However, you’ll need to warm your soil first with cloches or black polythene, as the soil needs to be at least 12C (52F) for them to succeed. Plant them 6in (15cm) deep and 12in (30cm) apart with at least two leaf nodes under the soil. Keep them warm by growing them under cloches or through fleece and they’ll need to be well watered regularly. They can then be harvested the same way as potatoes in September.
Three ways to... Combine plants to help each other
1. Plant runner beans with sunflowers. The beans donate nitrate to the sunflowers and can use them to climb up.
2. Grow chives under roses to suppress fungal diseases, especially blackspot.
3. Grow rhubarb close to aquilegias, to deter red spider mite.
What to do this week
Create a new compost heap or invest in a compost bin to house all that autumn debris.
Scarify and aerate established lawns to reduce compaction and top dress with a mixture of sieved garden soil and sharp sand.

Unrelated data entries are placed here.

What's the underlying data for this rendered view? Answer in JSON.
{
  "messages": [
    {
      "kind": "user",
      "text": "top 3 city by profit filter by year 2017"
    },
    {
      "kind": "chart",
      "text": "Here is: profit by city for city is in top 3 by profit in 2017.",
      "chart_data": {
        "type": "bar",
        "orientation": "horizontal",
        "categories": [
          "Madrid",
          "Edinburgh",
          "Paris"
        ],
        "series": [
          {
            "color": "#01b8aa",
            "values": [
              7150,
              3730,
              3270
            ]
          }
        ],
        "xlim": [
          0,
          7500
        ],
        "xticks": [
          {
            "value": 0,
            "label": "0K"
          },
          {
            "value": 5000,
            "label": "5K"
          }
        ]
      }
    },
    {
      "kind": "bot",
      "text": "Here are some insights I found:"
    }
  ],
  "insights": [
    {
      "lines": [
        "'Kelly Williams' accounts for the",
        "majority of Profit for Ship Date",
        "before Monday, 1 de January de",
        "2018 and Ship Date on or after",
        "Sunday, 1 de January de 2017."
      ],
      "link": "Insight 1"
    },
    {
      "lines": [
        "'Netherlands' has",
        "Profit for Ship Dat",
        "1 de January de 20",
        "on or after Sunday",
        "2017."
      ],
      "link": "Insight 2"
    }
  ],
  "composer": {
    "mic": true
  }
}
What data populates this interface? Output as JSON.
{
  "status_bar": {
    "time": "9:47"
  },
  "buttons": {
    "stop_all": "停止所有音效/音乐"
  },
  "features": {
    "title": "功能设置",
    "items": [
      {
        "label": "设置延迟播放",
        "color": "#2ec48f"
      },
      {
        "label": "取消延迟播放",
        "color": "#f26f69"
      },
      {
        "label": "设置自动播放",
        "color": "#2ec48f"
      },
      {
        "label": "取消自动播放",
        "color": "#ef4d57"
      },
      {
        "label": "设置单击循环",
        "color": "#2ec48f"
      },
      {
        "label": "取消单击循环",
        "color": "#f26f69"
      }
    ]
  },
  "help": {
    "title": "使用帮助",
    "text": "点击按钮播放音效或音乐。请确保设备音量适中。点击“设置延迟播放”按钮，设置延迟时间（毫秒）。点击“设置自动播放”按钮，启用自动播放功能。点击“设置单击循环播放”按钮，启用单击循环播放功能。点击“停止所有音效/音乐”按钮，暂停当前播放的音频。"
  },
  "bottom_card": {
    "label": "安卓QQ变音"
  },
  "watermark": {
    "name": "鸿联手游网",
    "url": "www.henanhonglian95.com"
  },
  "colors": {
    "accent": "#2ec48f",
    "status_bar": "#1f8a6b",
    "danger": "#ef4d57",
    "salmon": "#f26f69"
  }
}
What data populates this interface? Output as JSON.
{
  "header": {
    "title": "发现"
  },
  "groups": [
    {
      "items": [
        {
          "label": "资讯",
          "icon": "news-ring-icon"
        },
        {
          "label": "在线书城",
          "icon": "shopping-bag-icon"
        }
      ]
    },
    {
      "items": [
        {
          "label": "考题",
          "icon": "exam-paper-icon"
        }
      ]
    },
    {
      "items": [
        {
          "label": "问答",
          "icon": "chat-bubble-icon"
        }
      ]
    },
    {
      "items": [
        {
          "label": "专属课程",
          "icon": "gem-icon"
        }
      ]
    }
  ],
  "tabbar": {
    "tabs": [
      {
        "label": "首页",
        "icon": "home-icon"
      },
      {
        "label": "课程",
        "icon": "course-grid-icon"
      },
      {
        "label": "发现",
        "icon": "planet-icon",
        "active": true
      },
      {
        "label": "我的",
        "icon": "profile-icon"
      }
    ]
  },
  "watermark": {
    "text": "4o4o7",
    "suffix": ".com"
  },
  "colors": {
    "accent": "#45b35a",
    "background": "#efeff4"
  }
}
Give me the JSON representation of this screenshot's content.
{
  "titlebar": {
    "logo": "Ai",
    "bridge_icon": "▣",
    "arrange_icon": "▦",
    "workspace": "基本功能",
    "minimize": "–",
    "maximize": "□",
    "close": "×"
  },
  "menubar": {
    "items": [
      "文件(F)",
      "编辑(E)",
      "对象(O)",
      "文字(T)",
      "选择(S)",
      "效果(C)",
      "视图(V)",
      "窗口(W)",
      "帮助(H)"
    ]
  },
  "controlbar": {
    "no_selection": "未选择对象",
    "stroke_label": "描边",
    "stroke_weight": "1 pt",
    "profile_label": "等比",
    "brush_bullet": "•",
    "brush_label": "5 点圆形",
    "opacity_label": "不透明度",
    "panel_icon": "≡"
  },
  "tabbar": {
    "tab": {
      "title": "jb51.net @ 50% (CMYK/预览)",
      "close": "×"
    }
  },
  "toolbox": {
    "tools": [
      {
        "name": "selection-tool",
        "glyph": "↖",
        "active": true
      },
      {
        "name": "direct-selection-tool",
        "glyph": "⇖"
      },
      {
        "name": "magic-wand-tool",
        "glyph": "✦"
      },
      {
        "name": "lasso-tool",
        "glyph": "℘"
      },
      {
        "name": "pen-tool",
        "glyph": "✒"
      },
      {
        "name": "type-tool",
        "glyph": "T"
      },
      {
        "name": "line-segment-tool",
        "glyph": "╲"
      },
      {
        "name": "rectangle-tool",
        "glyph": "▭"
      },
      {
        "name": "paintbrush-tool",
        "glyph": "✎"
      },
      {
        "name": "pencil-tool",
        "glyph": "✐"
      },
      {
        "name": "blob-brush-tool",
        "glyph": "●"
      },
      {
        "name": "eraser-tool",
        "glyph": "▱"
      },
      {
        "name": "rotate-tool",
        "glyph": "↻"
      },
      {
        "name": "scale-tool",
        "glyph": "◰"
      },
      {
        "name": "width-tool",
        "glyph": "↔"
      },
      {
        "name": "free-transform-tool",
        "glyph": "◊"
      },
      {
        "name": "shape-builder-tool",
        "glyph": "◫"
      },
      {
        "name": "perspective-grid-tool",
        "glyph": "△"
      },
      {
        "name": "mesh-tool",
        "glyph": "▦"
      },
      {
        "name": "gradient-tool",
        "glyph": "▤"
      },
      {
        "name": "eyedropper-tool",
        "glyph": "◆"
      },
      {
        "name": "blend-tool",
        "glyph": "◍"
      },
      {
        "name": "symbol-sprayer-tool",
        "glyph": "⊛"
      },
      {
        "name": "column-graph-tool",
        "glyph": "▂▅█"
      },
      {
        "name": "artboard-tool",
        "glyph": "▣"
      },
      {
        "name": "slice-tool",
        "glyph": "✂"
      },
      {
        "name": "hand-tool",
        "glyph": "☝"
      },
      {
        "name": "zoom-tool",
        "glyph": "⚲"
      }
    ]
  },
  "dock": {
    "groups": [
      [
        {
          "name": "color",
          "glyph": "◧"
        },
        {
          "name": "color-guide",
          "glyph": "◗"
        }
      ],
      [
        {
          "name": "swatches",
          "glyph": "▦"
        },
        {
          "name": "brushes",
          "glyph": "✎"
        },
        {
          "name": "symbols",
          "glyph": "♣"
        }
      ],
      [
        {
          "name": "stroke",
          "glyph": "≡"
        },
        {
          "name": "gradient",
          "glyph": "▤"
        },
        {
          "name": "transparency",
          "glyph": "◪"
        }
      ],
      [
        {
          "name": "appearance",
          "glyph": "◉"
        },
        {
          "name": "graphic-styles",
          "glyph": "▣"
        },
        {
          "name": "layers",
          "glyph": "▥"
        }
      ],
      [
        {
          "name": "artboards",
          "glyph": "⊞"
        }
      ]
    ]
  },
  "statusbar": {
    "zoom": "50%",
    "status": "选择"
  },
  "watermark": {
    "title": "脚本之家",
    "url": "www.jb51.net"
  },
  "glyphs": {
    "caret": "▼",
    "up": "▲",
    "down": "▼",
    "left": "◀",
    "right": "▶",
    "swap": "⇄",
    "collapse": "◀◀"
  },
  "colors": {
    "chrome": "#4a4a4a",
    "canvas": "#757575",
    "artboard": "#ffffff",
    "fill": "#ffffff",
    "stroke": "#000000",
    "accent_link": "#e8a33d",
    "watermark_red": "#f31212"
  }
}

Continue to thin out aquatic plants, leaving them by the side of the pond for a few days to allow any wildlife to escape.
Relocate evergreen shrubs while the soil is still relatively warm.
Stop feeding shrubs and trees in containers, as new soft growth is likely to be damaged in winter.
Cut down and divide perennials including sedums, hostas and phlox.
Pot up prepared hyacinths and narcissi for flowers at Christmas.
Continue to plant narcissi but leave tulips until October.
Sow hardy annuals including cornflowers, poached-egg plants and poppies outside now for flowering next year.
Harvest the last marrows and courgettes and lift maincrop potatoes.
Dig over heavy clay soil before the autumn rain makes it less workable.
Last chance to plant autumn onion sets.
Sow parsley and chervil for use in late winter and early spring.
Pick apples and pears as they ripen.